The researchers had reason to expect a different result, because the scientific literature previously has suggested that crop yields would benefit from stratospheric aerosols. The tiny particles scatter sunlight and create more diffuse light at ground level. Such diffuse light can penetrate beneath a forest canopy and reach leaves on a plant normally heavily shaded on a sunny day.
But Proctor and his colleagues examined crop yield reports from around the globe and found that soy, wheat, rice and corn yields dropped after Pinatubo's eruption, with corn — which is more responsive to direct rather than diffuse sunlight — affected the most. The researchers used this information to estimate the effects on crop yields in 2050 if albedo modification is used in an attempt to limit global warming.

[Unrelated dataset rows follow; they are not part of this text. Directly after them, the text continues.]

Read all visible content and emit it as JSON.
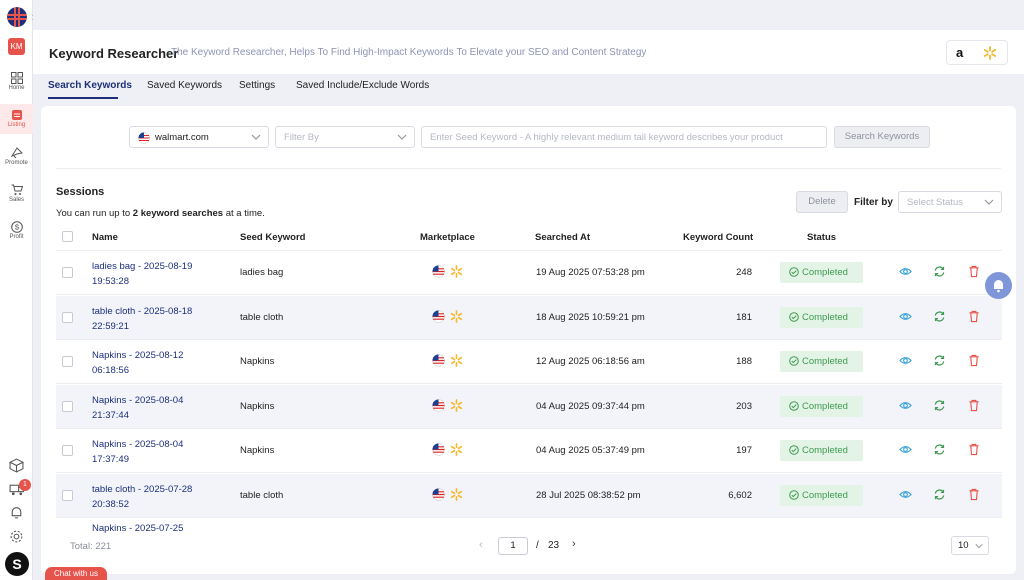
{
  "app": {
    "title": "Keyword Researcher",
    "subtitle": "The Keyword Researcher, Helps To Find High-Impact Keywords To Elevate your SEO and Content Strategy",
    "avatar_initials": "KM",
    "collapse_glyph": "»",
    "chat_label": "Chat with us",
    "notification_count": "1",
    "logo_letter": "S",
    "amazon_glyph": "a"
  },
  "sidebar": {
    "items": [
      {
        "label": "Home",
        "icon": "grid-icon"
      },
      {
        "label": "Listing",
        "icon": "listing-icon",
        "active": true
      },
      {
        "label": "Promote",
        "icon": "promote-icon"
      },
      {
        "label": "Sales",
        "icon": "cart-icon"
      },
      {
        "label": "Profit",
        "icon": "dollar-icon"
      }
    ],
    "bottom_icons": [
      "box-icon",
      "truck-icon",
      "bell-icon",
      "gear-icon"
    ]
  },
  "tabs": [
    {
      "label": "Search Keywords",
      "active": true
    },
    {
      "label": "Saved Keywords"
    },
    {
      "label": "Settings"
    },
    {
      "label": "Saved Include/Exclude Words"
    }
  ],
  "search": {
    "marketplace": "walmart.com",
    "filter_placeholder": "Filter By",
    "seed_placeholder": "Enter Seed Keyword - A highly relevant medium tail keyword describes your product",
    "search_button": "Search Keywords"
  },
  "sessions": {
    "title": "Sessions",
    "info_prefix": "You can run up to ",
    "info_bold": "2 keyword searches",
    "info_suffix": " at a time.",
    "delete_button": "Delete",
    "filter_label": "Filter by",
    "status_placeholder": "Select Status"
  },
  "table": {
    "columns": [
      "Name",
      "Seed Keyword",
      "Marketplace",
      "Searched At",
      "Keyword Count",
      "Status"
    ],
    "rows": [
      {
        "name": "ladies bag - 2025-08-19 19:53:28",
        "seed": "ladies bag",
        "searched_at": "19 Aug 2025 07:53:28 pm",
        "count": "248",
        "status": "Completed"
      },
      {
        "name": "table cloth - 2025-08-18 22:59:21",
        "seed": "table cloth",
        "searched_at": "18 Aug 2025 10:59:21 pm",
        "count": "181",
        "status": "Completed"
      },
      {
        "name": "Napkins - 2025-08-12 06:18:56",
        "seed": "Napkins",
        "searched_at": "12 Aug 2025 06:18:56 am",
        "count": "188",
        "status": "Completed"
      },
      {
        "name": "Napkins - 2025-08-04 21:37:44",
        "seed": "Napkins",
        "searched_at": "04 Aug 2025 09:37:44 pm",
        "count": "203",
        "status": "Completed"
      },
      {
        "name": "Napkins - 2025-08-04 17:37:49",
        "seed": "Napkins",
        "searched_at": "04 Aug 2025 05:37:49 pm",
        "count": "197",
        "status": "Completed"
      },
      {
        "name": "table cloth - 2025-07-28 20:38:52",
        "seed": "table cloth",
        "searched_at": "28 Jul 2025 08:38:52 pm",
        "count": "6,602",
        "status": "Completed"
      },
      {
        "name": "Napkins - 2025-07-25",
        "seed": "",
        "searched_at": "",
        "count": "",
        "status": ""
      }
    ]
  },
  "pagination": {
    "total": "Total: 221",
    "current_page": "1",
    "separator": "/",
    "total_pages": "23",
    "page_size": "10",
    "prev_glyph": "‹",
    "next_glyph": "›"
  },
  "colors": {
    "accent": "#1d2f7a",
    "brand_red": "#e5534b",
    "success": "#3f9a52",
    "success_bg": "#e3f4e6"
  }
}
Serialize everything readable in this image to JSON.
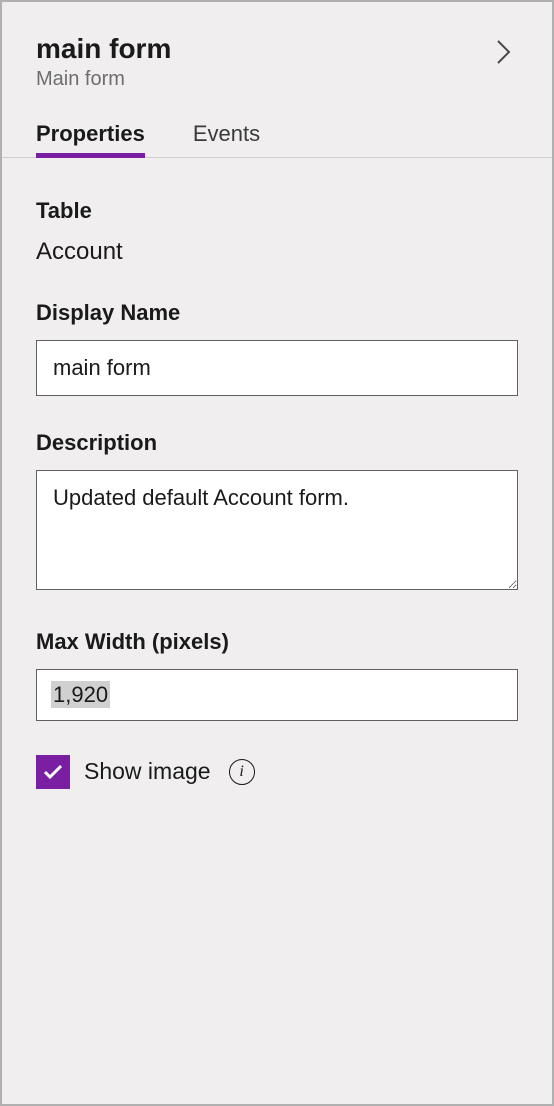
{
  "header": {
    "title": "main form",
    "subtitle": "Main form"
  },
  "tabs": {
    "properties": "Properties",
    "events": "Events"
  },
  "fields": {
    "table": {
      "label": "Table",
      "value": "Account"
    },
    "displayName": {
      "label": "Display Name",
      "value": "main form"
    },
    "description": {
      "label": "Description",
      "value": "Updated default Account form."
    },
    "maxWidth": {
      "label": "Max Width (pixels)",
      "value": "1,920"
    },
    "showImage": {
      "label": "Show image",
      "checked": true
    }
  },
  "colors": {
    "accent": "#7a1fa2"
  }
}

“In all of this, there are many, many more unknowns than knowns,” Proctor said. “The goal is to chip away at these unknowns one at a time.”
Another form of geoengineering would involve directly removing carbon from the atmosphere. This includes capturing carbon as it is emitted at smokestacks and sequestering it underground. The technologies for doing this are immature and limited by cost, the National Research Council found in 2015, but could be part of a portfolio of responses to global warming.
By contrast, albedo modification is relatively cheap, in theory. It might be done with a large fleet of planes flying at something like 70,000 feet. The fuel in the planes could be modified to burn a high percentage of sulfur, though the planes would probably use special furnaces to burn sulfur and spew it into the air, Pierrehumbert said.
Such a system would require, among other things, public acceptance of the idea of using air pollution to fight global warming.
“It’s just barking mad,” Pierrehumbert said. “It’s just a lunatic idea to think that this is a good thing to have in our portfolio of responses to global warming.”
A better idea, said Alan Robock, a climate scientist at Rutgers University, is to stop pumping carbon dioxide into the atmosphere.
“We all know the solution to global warming is — stop using the atmosphere as a sewer for our greenhouse gases,” he said.